The Royal Parks' charitable objects set out the main purpose of the charity and what it aims to achieve. They are:
- To protect, conserve, maintain and care for the Royal Parks, including their natural and designed landscapes and built environment, to a high standard consistent with their historic, horticultural, environmental and architectural importance;
- To promote the use and enjoyment of the Royal Parks for public recreation, health and well-being including through the provision of sporting and cultural activities and events which effectively advance the objects;
- To maintain and develop the biodiversity of the Royal Parks, including the protection of their wildlife and natural environment, together with promoting sustainability in the management and use of the Royal Parks;
- To support the advancement of education by promoting public understanding of the history, culture, heritage and natural environment of the Royal Parks and (by way of comparison) elsewhere; and
- To promote national heritage including by hosting and facilitating ceremonies of state or of national importance within and in the vicinity of the Royal Parks.
The Royal Parks Board
The Royal Parks is led by a Board of Trustees, which decides how the charity is run, how it spends its money and ensures what it does is for the benefit of the parks and their visitors. The trustees are led by a Chairman, and are appointed for their skills and experience. Alongside some ex-officio roles, others are appointed by the Secretary of State for the Department for Digital, Culture, Media and Sport (DCMS) and the Greater London Authority (GLA). They are non-executive and unpaid.
The members of The Royal Parks' Board are: Loyd Grossman CBE (Chairman), Councillor Nickie Aiken, Ruth Anderson, Heather Blackman, Sir Andrew Ford, Bronwyn Hill CBE, Councillor Denise Hyland, Wesley Kerr OBE, and Jeff Jacobs.
The Royal Parks senior management team
The senior management team oversees the day-to-day running of the Royal Parks. Led by a chief executive, the team recommend parks’ policy and strategy to the Board of Trustees, as well as managing an expert and committed workforce of staff and volunteers dedicated to offering you free open space in London. Its members are:
- Andrew Scattergood – Chief Executive

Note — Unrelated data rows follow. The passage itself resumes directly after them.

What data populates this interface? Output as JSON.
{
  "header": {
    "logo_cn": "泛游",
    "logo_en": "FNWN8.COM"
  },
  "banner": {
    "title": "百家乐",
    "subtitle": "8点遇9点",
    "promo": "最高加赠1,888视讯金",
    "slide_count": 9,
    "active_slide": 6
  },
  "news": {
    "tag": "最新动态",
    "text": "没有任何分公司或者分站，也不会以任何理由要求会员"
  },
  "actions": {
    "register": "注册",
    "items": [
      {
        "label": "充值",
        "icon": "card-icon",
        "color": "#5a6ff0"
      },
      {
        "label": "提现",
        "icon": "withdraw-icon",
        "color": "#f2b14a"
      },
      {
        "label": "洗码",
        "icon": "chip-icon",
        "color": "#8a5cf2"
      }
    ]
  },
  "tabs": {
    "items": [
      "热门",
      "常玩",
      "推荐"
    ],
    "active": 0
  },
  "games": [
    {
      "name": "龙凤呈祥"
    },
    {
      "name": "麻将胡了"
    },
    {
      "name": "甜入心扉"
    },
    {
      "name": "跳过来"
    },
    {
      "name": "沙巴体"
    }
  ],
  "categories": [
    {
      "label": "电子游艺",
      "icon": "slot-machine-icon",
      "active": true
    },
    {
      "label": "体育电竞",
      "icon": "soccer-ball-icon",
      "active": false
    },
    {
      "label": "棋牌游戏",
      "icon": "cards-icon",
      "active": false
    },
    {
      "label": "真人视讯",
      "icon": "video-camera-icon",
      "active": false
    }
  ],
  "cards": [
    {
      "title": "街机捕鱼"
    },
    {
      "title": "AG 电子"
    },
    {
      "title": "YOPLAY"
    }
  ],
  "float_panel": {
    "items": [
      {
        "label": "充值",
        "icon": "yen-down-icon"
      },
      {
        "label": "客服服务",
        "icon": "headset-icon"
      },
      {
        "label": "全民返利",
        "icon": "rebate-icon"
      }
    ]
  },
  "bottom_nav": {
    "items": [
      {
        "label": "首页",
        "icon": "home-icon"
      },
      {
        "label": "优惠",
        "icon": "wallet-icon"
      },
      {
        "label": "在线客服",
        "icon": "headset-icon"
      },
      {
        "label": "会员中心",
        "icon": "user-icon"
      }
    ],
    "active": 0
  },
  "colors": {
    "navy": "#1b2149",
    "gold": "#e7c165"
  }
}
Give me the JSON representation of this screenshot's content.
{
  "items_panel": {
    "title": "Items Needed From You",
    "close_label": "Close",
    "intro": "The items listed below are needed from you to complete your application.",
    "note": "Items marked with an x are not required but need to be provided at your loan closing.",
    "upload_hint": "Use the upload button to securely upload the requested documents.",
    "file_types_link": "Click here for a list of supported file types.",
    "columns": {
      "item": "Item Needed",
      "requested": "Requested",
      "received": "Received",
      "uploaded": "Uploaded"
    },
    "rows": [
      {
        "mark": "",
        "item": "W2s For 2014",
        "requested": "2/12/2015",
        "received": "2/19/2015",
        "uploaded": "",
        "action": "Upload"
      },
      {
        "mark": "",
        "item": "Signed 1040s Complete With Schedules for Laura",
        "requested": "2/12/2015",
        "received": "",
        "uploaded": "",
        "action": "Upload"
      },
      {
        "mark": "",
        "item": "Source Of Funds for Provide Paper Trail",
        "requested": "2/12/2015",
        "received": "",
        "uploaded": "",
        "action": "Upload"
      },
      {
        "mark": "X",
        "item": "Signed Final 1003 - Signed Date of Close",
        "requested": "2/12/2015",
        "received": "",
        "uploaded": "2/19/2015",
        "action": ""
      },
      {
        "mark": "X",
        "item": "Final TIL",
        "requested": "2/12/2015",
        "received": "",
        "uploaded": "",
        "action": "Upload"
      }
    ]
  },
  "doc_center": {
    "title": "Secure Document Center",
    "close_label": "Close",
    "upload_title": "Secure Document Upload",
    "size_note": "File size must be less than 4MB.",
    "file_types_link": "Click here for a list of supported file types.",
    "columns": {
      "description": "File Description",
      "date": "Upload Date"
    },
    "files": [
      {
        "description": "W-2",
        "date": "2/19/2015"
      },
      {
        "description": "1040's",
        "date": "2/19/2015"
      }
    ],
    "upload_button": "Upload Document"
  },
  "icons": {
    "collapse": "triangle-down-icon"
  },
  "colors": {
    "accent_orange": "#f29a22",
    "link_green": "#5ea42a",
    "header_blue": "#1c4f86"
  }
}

- Greg McErlean – Director of Programmes and Projects
- Vacant – Director of Parks
- Iain McDowall – Director of Estates
- Liz Mullins – Director of Communications, Commercial and Events
- Caroline Rolfe – Director of Resources
- Clare Bowen – Interim Director of Development and Learning
The Royal Parks Agency and The Royal Parks Foundation
The charity took over the role of managing the parks from The Royal Parks Agency – a former executive agency of the Department for Culture, Media and Sport, as well as fundraising and some education from the Royal Parks Foundation. The two organisations joined forces to create The Royal Parks charity and bring together the best of fundraising, education and park management.
- Written answer to the House of Commons from the Head of the Royal Parks Service, 7 February 2002
- "The Royal Parks and Other Open Spaces Regulations 1997". www.opsi.gov.uk. Office of Public Sector Information. Retrieved 2 November 2006.
- "Royal Parks and Other Open Spaces (Amendment) Regulations 2004". www.opsi.gov.uk. Office of Public Sector Information. Retrieved 2 November 2006.